    his was such a lovely book about a family in Bath. The two main characters, Kanga and Laura, were both very strong women and I loved the storyline flipping back and forth between 1942 with the Bath Blitz, and the present day. Laura and Dom have two children, one already at university and one just about to leave, leaving Laura with an empty nest and free time, as she is the homemaker and Dom is the one who works, developing buildings around Bath. Then she finds out a big secret and her life is thrown into disarray and everything she thought was solid in her life turns out to be a lie. So after panicking for a while she slowly takes the bull by the horns and starts doing things for herself, starting a little business and also doing B&B in their large house. The other part of the story is about Laura's 93 year old grandmother, Kanga, who lives in a small cottage they had built for her at the end of their garden. Kanga signed over the large house to Laura and Dom, as she didn't need it, and they had the little house built for her. Such a lovely idea I thought. Kanga (Jilly) was a great character, still looking after herself and driving around Bath, but with her family really close by. Kanga had come through the war years when Bath was bombed and left her an orphan. She was also a strong woman and when faced with adversity came out fighting, as I'm sure a lot of people in her situation did then. Through various events Laura came out the strongest in this book. She wasn't to start with, and used to have panic attacks, especially while one of her daughter's was battling asthma, but she really stepped up and came into her own as the book went on, and realised quite how strong a woman she really was. It ran in the family really, as Kanga was exactly the same. I do love Veronica Henry's writing and this book is probably her best to date. I was so sorry to have to leave the family and Bath. This book was an absolute delight from start to finish.
  • 0 person found this review helpful
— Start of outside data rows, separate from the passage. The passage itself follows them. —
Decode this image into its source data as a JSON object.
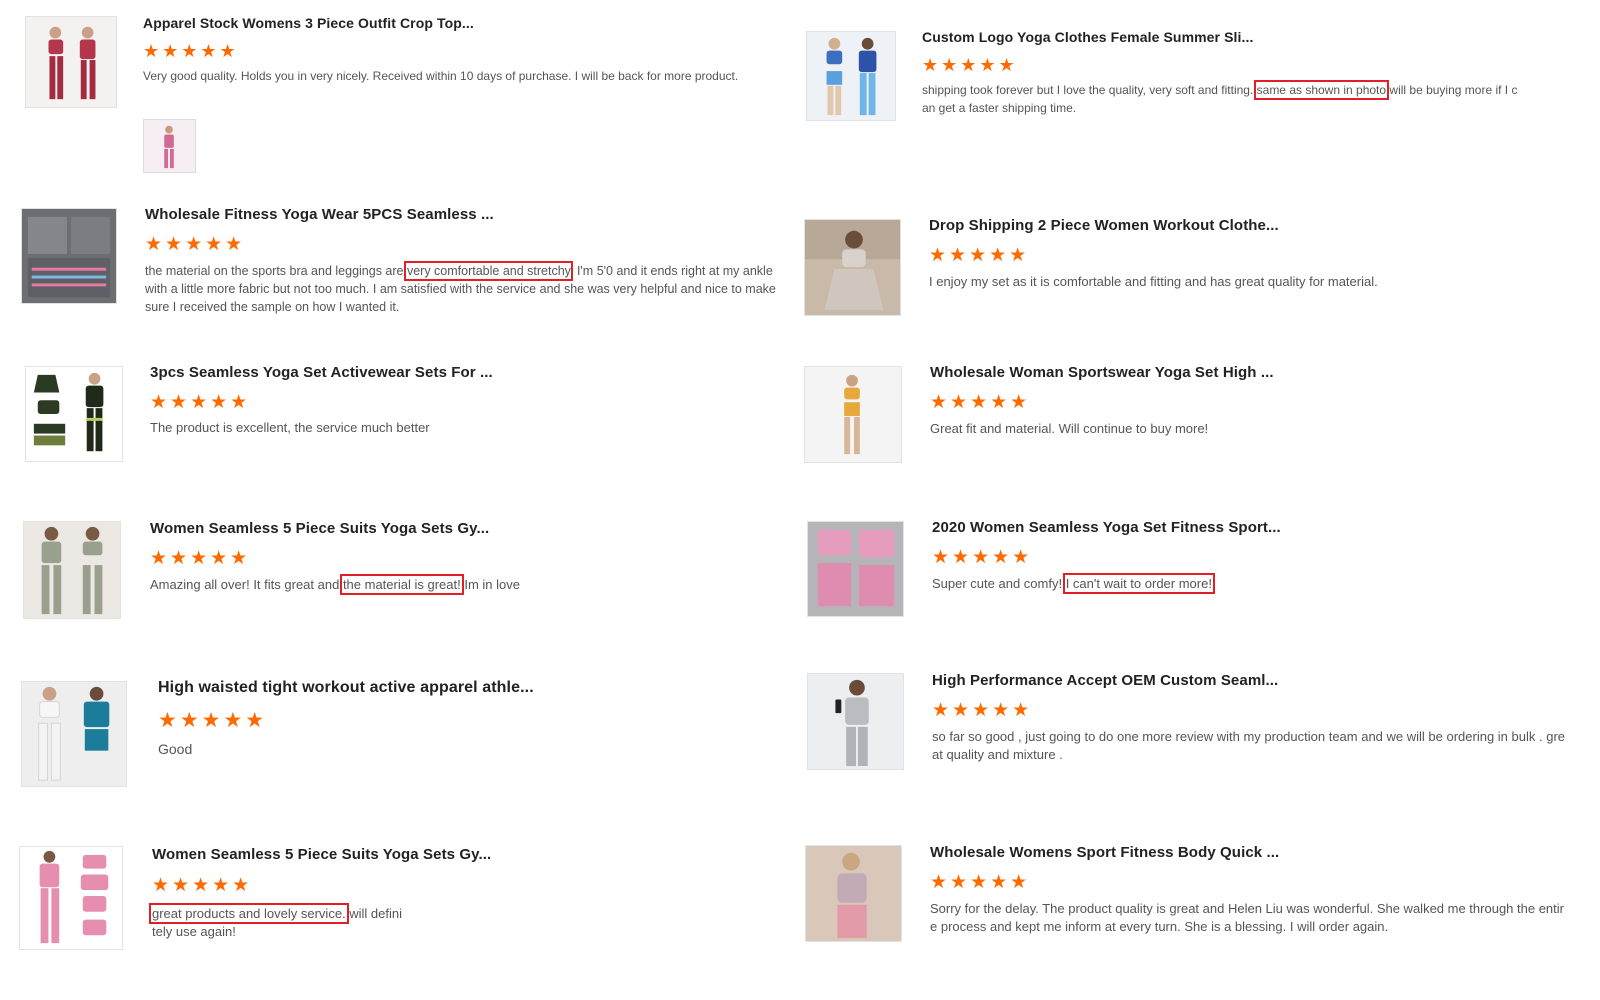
{
  "colors": {
    "star": "#ff6a00",
    "highlight_border": "#e01f26",
    "text": "#555555",
    "title": "#222222"
  },
  "star_glyph": "★★★★★",
  "reviews": [
    {
      "title": "Apparel Stock Womens 3 Piece Outfit Crop Top...",
      "rating": 5,
      "text_before": "Very good quality. Holds you in very nicely. Received within 10 days of purchase. I will be back for more product.",
      "highlight": "",
      "text_after": "",
      "has_attachment": true,
      "image_icon": "product-photo-icon"
    },
    {
      "title": "Custom Logo Yoga Clothes Female Summer Sli...",
      "rating": 5,
      "text_before": "shipping took forever but I love the quality, very soft and fitting. ",
      "highlight": "same as shown in photo",
      "text_after": " will be buying more if I can get a faster shipping time.",
      "has_attachment": false,
      "image_icon": "product-photo-icon"
    },
    {
      "title": "Wholesale Fitness Yoga Wear 5PCS Seamless ...",
      "rating": 5,
      "text_before": "the material on the sports bra and leggings are ",
      "highlight": "very comfortable and stretchy",
      "text_after": ". I'm 5'0 and it ends right at my ankle with a little more fabric but not too much. I am satisfied with the service and she was very helpful and nice to make sure I received the sample on how I wanted it.",
      "has_attachment": false,
      "image_icon": "product-photo-icon"
    },
    {
      "title": "Drop Shipping 2 Piece Women Workout Clothe...",
      "rating": 5,
      "text_before": "I enjoy my set as it is comfortable and fitting and has great quality for material.",
      "highlight": "",
      "text_after": "",
      "has_attachment": false,
      "image_icon": "product-photo-icon"
    },
    {
      "title": "3pcs Seamless Yoga Set Activewear Sets For ...",
      "rating": 5,
      "text_before": "The product is excellent, the service much better",
      "highlight": "",
      "text_after": "",
      "has_attachment": false,
      "image_icon": "product-photo-icon"
    },
    {
      "title": "Wholesale Woman Sportswear Yoga Set High ...",
      "rating": 5,
      "text_before": "Great fit and material. Will continue to buy more!",
      "highlight": "",
      "text_after": "",
      "has_attachment": false,
      "image_icon": "product-photo-icon"
    },
    {
      "title": "Women Seamless 5 Piece Suits Yoga Sets Gy...",
      "rating": 5,
      "text_before": "Amazing all over! It fits great and ",
      "highlight": "the material is great!",
      "text_after": " Im in love",
      "has_attachment": false,
      "image_icon": "product-photo-icon"
    },
    {
      "title": "2020 Women Seamless Yoga Set Fitness Sport...",
      "rating": 5,
      "text_before": "Super cute and comfy! ",
      "highlight": "I can't wait to order more!",
      "text_after": "",
      "has_attachment": false,
      "image_icon": "product-photo-icon"
    },
    {
      "title": "High waisted tight workout active apparel athle...",
      "rating": 5,
      "text_before": "Good",
      "highlight": "",
      "text_after": "",
      "has_attachment": false,
      "image_icon": "product-photo-icon"
    },
    {
      "title": "High Performance Accept OEM Custom Seaml...",
      "rating": 5,
      "text_before": "so far so good , just going to do one more review with my production team and we will be ordering in bulk . great quality and mixture .",
      "highlight": "",
      "text_after": "",
      "has_attachment": false,
      "image_icon": "product-photo-icon"
    },
    {
      "title": "Women Seamless 5 Piece Suits Yoga Sets Gy...",
      "rating": 5,
      "text_before": "",
      "highlight": "great products and lovely service.",
      "text_after": " will definitely use again!",
      "has_attachment": false,
      "image_icon": "product-photo-icon"
    },
    {
      "title": "Wholesale Womens Sport Fitness Body Quick ...",
      "rating": 5,
      "text_before": "Sorry for the delay. The product quality is great and Helen Liu was wonderful. She walked me through the entire process and kept me inform at every turn. She is a blessing. I will order again.",
      "highlight": "",
      "text_after": "",
      "has_attachment": false,
      "image_icon": "product-photo-icon"
    }
  ]
}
    0 people found this review helpful

    0 of 0 people found this review helpful

    Thanks for your feedback!

    Relationships lost and found

    A charming story of a family history from 2nd world war to present day. Strong family ties and friendship spanning the decades. There is loss,empty nesting,betrayal,new beginings and reconciliation. All set in beautiful Bath. What more could you want?
16
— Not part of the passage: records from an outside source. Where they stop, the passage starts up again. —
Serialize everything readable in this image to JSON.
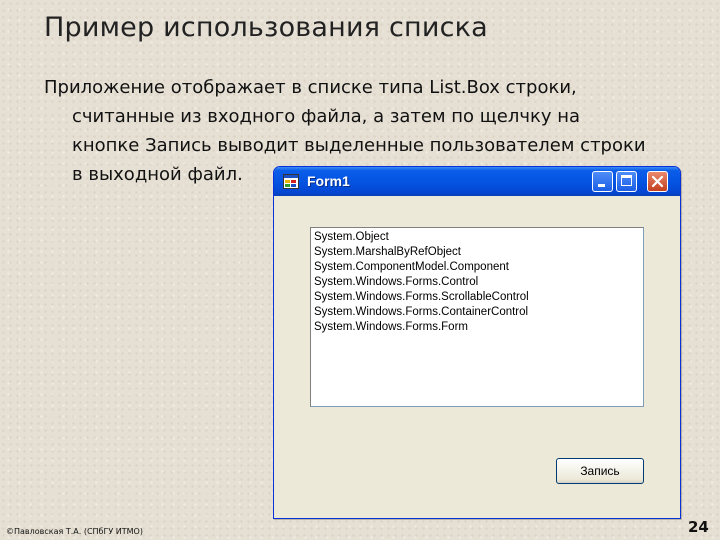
{
  "slide": {
    "title": "Пример использования списка",
    "body_lines": [
      "Приложение отображает в списке типа List.Box строки,",
      "считанные из входного файла, а затем по щелчку на",
      "кнопке Запись выводит выделенные пользователем строки",
      "в выходной файл."
    ],
    "footer": "©Павловская Т.А. (СПбГУ ИТМО)",
    "page_number": "24"
  },
  "window": {
    "title": "Form1",
    "icons": [
      "app-form-icon",
      "minimize-icon",
      "maximize-icon",
      "close-icon"
    ],
    "listbox_items": [
      "System.Object",
      "System.MarshalByRefObject",
      "System.ComponentModel.Component",
      "System.Windows.Forms.Control",
      "System.Windows.Forms.ScrollableControl",
      "System.Windows.Forms.ContainerControl",
      "System.Windows.Forms.Form"
    ],
    "button_label": "Запись"
  },
  "colors": {
    "titlebar": "#0554e3",
    "window_face": "#ece9d8",
    "close_button": "#c4401d"
  }
}
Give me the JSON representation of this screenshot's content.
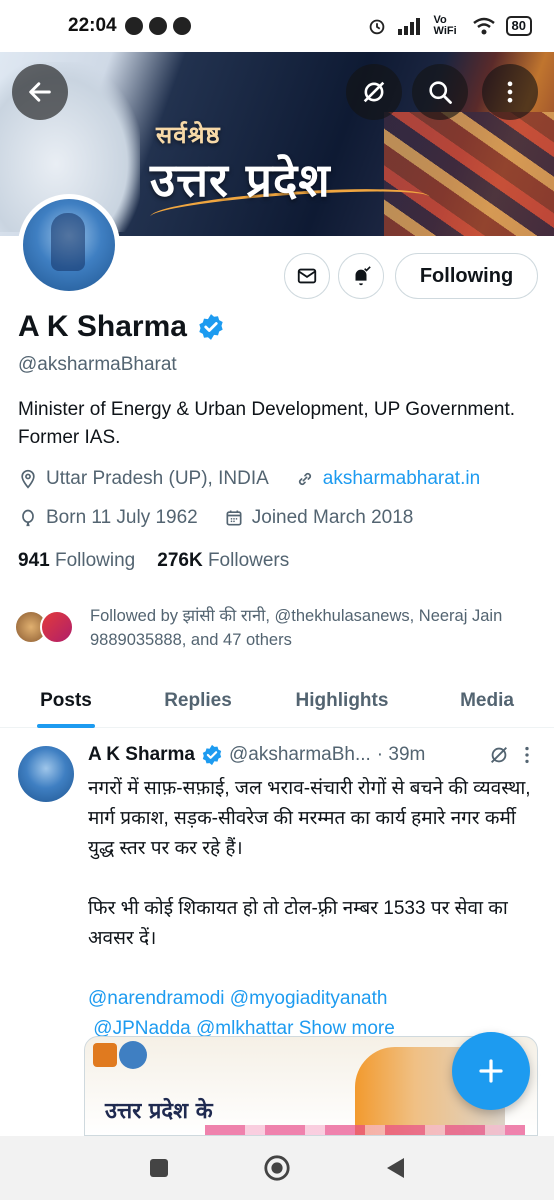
{
  "status_bar": {
    "time": "22:04",
    "network_label": "Vo WiFi",
    "battery": "80"
  },
  "banner": {
    "title_small": "सर्वश्रेष्ठ",
    "title_main": "उत्तर प्रदेश"
  },
  "profile": {
    "name": "A K Sharma",
    "handle": "@aksharmaBharat",
    "bio": "Minister of Energy & Urban Development, UP Government. Former IAS.",
    "location": "Uttar Pradesh (UP), INDIA",
    "website": "aksharmabharat.in",
    "born": "Born 11 July 1962",
    "joined": "Joined March 2018",
    "following_count": "941",
    "following_label": "Following",
    "followers_count": "276K",
    "followers_label": "Followers",
    "follow_button": "Following",
    "followed_by": "Followed by झांसी की रानी, @thekhulasanews, Neeraj Jain 9889035888, and 47 others"
  },
  "tabs": [
    {
      "label": "Posts",
      "active": true
    },
    {
      "label": "Replies",
      "active": false
    },
    {
      "label": "Highlights",
      "active": false
    },
    {
      "label": "Media",
      "active": false
    }
  ],
  "tweet": {
    "author": "A K Sharma",
    "handle": "@aksharmaBh...",
    "time": "· 39m",
    "paragraph1": "नगरों में साफ़-सफ़ाई, जल भराव-संचारी रोगों से बचने की व्यवस्था, मार्ग प्रकाश, सड़क-सीवरेज की मरम्मत का कार्य हमारे नगर कर्मी युद्ध स्तर पर कर रहे हैं।",
    "paragraph2": "फिर भी कोई शिकायत हो तो टोल-फ़्री नम्बर 1533 पर सेवा का अवसर दें।",
    "mentions_line1": "@narendramodi @myogiadityanath",
    "mentions_line2": "@JPNadda @mlkhattar",
    "show_more": "Show more",
    "media_title": "उत्तर प्रदेश के"
  },
  "colors": {
    "accent": "#1d9bf0",
    "text_primary": "#0f1419",
    "text_secondary": "#536471"
  }
}
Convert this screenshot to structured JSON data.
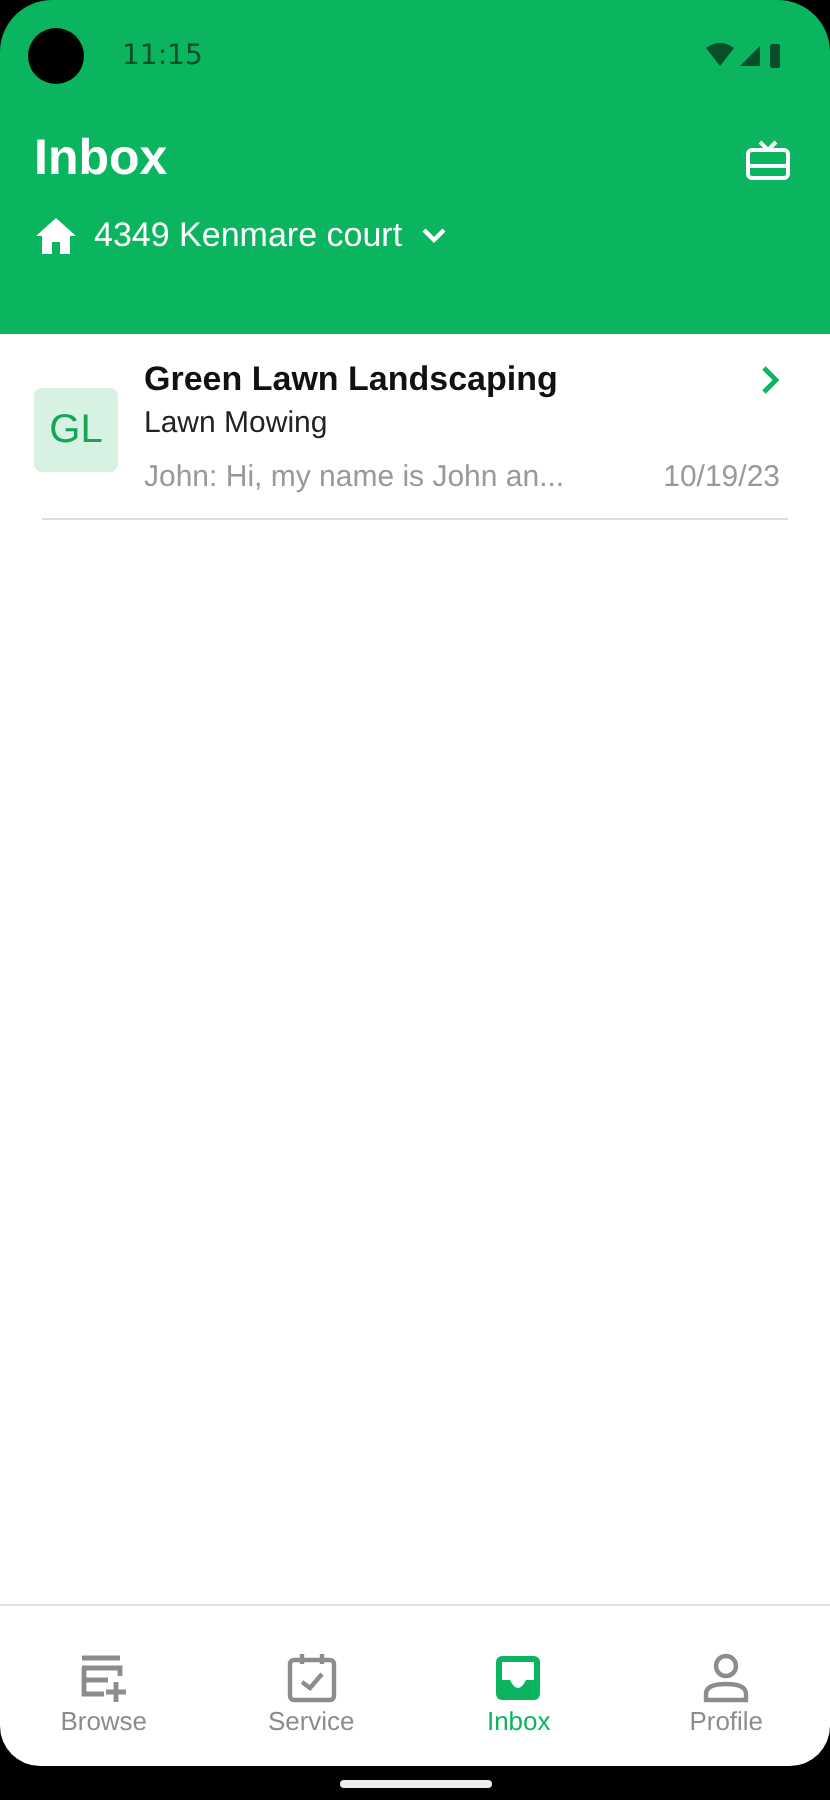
{
  "status_bar": {
    "time": "11:15"
  },
  "header": {
    "title": "Inbox",
    "address": "4349 Kenmare court"
  },
  "conversations": [
    {
      "initials": "GL",
      "name": "Green Lawn Landscaping",
      "service": "Lawn Mowing",
      "preview": "John: Hi, my name is John an...",
      "date": "10/19/23"
    }
  ],
  "nav": [
    {
      "kind": "browse",
      "label": "Browse",
      "selected": false
    },
    {
      "kind": "service",
      "label": "Service",
      "selected": false
    },
    {
      "kind": "inbox",
      "label": "Inbox",
      "selected": true
    },
    {
      "kind": "profile",
      "label": "Profile",
      "selected": false
    }
  ]
}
You can read this item using any of the following Kobo apps and devices:

  • DESKTOP
  • eREADERS
  • TABLETS
  • IOS
  • ANDROID
  • BLACKBERRY
  • WINDOWS